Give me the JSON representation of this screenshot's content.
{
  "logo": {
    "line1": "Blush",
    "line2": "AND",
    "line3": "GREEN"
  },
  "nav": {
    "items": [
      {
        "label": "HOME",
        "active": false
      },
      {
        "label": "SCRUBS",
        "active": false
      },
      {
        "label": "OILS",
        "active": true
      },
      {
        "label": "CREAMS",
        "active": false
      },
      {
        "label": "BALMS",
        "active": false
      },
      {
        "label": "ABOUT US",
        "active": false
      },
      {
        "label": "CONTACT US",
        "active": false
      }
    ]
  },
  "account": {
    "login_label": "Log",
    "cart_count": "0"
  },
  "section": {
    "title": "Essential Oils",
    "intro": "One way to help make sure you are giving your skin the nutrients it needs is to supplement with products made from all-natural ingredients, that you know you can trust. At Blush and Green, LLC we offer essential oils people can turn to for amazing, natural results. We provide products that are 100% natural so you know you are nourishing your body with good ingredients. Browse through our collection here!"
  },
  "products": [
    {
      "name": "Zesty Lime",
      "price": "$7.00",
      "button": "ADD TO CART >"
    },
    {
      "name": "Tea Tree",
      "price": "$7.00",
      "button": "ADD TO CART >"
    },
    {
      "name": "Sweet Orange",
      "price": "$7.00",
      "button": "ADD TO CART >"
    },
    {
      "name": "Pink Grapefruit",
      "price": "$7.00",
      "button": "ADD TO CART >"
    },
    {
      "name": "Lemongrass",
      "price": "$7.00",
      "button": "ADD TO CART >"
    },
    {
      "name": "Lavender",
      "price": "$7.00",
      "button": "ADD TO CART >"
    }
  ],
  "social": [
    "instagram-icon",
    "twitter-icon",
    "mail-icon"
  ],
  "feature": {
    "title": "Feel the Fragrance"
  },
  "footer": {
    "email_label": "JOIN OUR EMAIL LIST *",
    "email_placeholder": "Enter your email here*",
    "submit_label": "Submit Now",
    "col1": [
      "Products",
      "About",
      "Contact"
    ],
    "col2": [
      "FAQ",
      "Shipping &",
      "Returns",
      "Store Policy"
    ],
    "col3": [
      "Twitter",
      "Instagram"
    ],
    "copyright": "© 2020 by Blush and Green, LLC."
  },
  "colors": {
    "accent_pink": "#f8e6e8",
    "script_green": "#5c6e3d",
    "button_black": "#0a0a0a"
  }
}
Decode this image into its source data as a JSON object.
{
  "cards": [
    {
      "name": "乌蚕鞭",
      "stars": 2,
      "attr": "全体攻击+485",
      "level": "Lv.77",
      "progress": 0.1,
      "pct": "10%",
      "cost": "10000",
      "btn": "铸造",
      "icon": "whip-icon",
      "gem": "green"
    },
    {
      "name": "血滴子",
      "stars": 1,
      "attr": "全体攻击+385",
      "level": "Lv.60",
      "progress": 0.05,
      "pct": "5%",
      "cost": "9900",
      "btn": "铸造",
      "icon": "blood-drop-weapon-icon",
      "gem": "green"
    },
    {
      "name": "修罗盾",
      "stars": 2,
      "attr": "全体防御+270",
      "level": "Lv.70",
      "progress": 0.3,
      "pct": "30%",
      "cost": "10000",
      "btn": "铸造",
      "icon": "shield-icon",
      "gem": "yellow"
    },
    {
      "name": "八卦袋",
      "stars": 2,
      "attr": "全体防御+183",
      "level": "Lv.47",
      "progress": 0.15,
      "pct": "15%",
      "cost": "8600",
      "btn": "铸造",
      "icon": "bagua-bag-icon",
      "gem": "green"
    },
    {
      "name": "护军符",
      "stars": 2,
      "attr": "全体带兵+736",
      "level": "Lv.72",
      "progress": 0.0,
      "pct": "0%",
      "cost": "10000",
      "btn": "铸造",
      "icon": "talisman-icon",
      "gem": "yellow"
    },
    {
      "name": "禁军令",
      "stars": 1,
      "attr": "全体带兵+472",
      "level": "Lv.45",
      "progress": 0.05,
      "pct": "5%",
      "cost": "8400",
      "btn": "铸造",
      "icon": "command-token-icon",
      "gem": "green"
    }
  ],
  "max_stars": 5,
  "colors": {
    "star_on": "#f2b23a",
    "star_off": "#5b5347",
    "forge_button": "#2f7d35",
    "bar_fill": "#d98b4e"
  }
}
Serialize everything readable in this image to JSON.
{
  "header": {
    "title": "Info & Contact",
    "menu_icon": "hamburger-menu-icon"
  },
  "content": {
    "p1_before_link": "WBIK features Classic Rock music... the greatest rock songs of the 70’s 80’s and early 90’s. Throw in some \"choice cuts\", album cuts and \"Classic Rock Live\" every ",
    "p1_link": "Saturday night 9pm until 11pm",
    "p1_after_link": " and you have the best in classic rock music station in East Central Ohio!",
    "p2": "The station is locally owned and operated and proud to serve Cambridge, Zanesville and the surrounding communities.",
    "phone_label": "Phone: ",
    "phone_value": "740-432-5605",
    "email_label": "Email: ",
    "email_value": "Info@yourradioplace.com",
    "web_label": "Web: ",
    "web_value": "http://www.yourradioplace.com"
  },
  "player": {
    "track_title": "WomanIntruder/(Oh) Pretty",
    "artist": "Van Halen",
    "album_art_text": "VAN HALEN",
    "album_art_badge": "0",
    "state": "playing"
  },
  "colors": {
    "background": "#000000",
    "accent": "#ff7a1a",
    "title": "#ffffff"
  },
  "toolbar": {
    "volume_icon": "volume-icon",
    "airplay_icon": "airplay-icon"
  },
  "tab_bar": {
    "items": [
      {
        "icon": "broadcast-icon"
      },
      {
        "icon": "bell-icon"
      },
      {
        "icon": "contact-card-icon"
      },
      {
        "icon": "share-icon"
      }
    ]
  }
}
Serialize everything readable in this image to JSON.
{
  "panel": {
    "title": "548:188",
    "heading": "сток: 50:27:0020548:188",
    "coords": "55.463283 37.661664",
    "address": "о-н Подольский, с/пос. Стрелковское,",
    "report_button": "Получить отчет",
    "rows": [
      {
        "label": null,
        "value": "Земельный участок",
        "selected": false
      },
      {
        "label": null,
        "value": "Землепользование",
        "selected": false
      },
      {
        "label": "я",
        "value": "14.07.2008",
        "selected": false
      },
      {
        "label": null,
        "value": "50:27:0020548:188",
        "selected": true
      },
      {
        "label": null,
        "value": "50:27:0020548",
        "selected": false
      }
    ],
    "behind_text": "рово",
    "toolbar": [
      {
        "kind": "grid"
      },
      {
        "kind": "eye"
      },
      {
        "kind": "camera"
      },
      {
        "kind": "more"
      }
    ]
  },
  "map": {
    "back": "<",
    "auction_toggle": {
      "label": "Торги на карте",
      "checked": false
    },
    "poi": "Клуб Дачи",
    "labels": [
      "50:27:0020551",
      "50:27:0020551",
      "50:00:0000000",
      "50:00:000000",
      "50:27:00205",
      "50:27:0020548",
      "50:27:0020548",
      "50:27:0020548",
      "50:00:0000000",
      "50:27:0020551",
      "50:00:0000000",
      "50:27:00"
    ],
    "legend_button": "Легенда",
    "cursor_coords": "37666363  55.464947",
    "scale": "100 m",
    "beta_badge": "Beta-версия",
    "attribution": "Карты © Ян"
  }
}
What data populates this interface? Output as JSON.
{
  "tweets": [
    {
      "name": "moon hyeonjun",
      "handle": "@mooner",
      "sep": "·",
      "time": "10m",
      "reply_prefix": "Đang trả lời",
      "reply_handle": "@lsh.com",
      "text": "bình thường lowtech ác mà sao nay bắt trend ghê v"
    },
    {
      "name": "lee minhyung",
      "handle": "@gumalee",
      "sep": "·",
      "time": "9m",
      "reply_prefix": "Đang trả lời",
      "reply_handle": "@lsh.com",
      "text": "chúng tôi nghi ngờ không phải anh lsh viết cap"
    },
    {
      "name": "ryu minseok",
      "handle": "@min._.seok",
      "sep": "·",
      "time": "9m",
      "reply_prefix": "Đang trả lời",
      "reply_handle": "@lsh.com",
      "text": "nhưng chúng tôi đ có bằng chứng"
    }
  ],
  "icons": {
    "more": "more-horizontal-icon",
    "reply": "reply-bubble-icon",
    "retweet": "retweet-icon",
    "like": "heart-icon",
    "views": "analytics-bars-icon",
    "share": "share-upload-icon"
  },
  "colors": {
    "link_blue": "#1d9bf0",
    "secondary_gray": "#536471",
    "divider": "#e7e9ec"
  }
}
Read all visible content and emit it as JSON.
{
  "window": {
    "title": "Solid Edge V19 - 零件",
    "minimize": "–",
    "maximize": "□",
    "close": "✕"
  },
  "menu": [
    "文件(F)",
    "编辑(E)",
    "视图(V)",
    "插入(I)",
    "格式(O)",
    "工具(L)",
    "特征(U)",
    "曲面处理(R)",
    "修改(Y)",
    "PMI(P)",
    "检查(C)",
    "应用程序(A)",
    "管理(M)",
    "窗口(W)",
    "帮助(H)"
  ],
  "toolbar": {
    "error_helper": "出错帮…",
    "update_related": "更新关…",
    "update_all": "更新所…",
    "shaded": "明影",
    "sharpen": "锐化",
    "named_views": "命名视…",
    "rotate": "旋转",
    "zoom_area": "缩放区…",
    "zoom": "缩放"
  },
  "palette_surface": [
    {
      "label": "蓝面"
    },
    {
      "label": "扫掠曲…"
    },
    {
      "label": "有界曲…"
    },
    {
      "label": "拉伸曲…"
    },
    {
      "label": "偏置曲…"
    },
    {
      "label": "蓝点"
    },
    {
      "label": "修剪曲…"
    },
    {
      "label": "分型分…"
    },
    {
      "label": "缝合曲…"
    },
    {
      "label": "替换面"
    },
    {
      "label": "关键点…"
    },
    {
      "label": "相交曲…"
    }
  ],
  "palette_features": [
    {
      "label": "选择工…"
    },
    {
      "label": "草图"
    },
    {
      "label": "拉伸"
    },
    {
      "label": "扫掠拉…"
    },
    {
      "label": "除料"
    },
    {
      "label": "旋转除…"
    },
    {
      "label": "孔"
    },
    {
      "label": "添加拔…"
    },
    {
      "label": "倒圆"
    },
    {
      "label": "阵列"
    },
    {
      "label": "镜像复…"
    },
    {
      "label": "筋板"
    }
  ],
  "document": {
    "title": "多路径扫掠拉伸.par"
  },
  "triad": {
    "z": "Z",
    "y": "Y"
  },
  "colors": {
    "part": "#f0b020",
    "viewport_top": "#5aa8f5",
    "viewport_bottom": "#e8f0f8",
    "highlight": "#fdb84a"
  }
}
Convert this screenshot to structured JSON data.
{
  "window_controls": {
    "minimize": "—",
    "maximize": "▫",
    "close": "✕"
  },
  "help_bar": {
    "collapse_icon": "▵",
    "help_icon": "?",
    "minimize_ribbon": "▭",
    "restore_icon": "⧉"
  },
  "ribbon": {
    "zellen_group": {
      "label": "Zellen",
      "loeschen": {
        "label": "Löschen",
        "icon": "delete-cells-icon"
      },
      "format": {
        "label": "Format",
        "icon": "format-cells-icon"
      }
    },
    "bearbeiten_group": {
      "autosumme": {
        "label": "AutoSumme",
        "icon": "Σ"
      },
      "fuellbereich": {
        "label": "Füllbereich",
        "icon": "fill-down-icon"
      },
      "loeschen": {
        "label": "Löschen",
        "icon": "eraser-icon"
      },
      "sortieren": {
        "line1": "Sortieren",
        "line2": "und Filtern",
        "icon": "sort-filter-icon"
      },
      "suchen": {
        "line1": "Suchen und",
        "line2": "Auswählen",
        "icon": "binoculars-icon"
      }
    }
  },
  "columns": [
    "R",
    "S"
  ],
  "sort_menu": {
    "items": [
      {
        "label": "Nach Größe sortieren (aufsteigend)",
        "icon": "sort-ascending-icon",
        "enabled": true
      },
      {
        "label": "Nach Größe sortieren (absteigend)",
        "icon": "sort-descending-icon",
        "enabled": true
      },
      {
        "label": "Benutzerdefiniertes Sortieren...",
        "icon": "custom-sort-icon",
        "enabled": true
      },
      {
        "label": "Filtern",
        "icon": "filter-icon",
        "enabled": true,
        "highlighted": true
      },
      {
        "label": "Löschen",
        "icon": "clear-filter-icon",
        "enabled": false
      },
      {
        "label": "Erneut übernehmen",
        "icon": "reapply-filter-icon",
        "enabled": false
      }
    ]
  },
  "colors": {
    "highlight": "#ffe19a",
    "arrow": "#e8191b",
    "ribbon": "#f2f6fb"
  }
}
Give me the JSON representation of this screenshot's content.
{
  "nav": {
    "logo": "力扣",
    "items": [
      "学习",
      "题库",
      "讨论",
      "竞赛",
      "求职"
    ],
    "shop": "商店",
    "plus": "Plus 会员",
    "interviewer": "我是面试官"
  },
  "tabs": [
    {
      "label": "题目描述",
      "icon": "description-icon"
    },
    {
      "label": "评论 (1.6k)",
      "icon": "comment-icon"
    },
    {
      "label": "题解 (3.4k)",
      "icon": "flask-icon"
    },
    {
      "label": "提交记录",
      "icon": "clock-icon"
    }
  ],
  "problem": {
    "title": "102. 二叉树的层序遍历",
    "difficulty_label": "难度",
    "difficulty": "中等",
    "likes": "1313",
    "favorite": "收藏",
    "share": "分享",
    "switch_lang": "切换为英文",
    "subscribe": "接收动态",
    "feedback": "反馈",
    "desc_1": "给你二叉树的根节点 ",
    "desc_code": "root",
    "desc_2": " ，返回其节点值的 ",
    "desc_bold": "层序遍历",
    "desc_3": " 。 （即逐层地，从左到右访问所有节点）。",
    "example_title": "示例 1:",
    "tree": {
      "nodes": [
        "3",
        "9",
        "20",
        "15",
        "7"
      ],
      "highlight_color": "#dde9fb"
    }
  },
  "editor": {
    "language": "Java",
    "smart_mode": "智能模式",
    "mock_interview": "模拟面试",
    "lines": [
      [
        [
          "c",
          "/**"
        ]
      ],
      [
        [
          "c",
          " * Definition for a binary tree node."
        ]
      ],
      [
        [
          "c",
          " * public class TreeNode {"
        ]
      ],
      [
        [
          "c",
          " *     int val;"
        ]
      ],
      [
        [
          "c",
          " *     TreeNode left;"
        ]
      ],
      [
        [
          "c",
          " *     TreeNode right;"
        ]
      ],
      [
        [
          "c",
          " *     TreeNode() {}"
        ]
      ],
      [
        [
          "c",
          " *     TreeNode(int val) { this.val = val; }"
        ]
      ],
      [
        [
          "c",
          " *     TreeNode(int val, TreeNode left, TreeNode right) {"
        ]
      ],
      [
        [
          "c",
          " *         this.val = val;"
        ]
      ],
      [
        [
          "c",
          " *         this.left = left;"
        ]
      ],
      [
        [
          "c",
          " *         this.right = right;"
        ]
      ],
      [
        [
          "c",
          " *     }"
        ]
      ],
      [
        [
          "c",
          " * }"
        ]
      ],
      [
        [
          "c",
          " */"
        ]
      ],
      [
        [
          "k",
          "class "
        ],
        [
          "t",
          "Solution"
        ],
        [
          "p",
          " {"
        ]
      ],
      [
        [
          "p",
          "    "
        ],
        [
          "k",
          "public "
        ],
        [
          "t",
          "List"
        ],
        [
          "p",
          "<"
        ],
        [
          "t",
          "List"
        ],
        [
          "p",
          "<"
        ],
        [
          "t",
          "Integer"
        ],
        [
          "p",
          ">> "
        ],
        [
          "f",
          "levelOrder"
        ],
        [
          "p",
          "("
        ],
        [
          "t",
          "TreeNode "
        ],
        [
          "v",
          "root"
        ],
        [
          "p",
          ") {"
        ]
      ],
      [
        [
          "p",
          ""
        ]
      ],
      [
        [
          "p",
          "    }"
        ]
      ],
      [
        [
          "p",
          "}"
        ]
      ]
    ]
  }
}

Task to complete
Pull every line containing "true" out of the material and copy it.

Task response
        "active": true
        "selected": true
        "enabled": true
        "enabled": true
        "enabled": true
        "enabled": true,
        "highlighted": true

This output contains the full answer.